[Web page and app entries]
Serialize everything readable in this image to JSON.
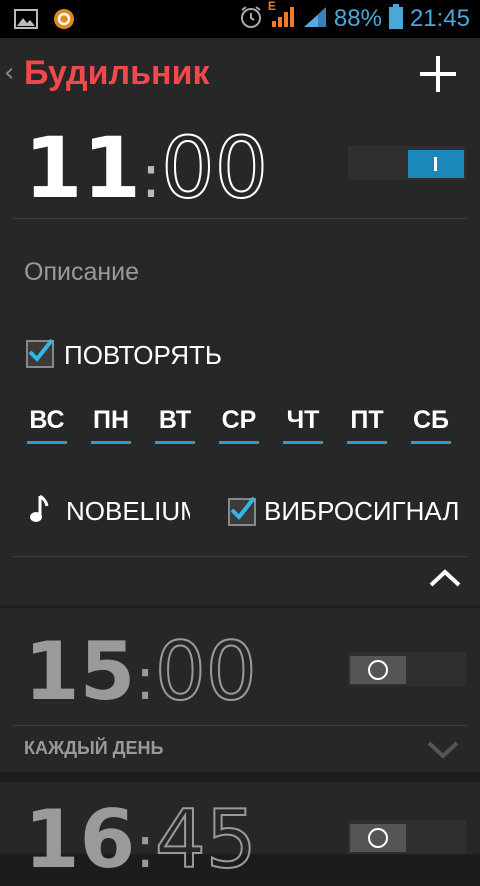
{
  "status_bar": {
    "battery_percent": "88%",
    "clock": "21:45",
    "network_type": "E",
    "icons": [
      "gallery-icon",
      "app-notification-icon",
      "alarm-icon",
      "signal-icon",
      "signal-icon",
      "battery-icon"
    ]
  },
  "action_bar": {
    "title": "Будильник",
    "add_icon": "plus-icon"
  },
  "alarms": [
    {
      "hours": "11",
      "colon": ":",
      "minutes": "00",
      "enabled": true,
      "description_label": "Описание",
      "repeat_label": "ПОВТОРЯТЬ",
      "repeat_checked": true,
      "days": [
        "ВС",
        "ПН",
        "ВТ",
        "СР",
        "ЧТ",
        "ПТ",
        "СБ"
      ],
      "ringtone": "NOBELIUM",
      "vibrate_label": "ВИБРОСИГНАЛ",
      "vibrate_checked": true
    },
    {
      "hours": "15",
      "colon": ":",
      "minutes": "00",
      "enabled": false,
      "repeat_summary": "КАЖДЫЙ ДЕНЬ"
    },
    {
      "hours": "16",
      "colon": ":",
      "minutes": "45",
      "enabled": false
    }
  ],
  "colors": {
    "accent_title": "#f0494d",
    "accent_blue": "#2d9ad0",
    "background": "#1c1c1c",
    "card": "#272727"
  }
}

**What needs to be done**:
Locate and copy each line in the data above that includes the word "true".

**Problem solution**:
      "enabled": true,
      "repeat_checked": true,
      "vibrate_checked": true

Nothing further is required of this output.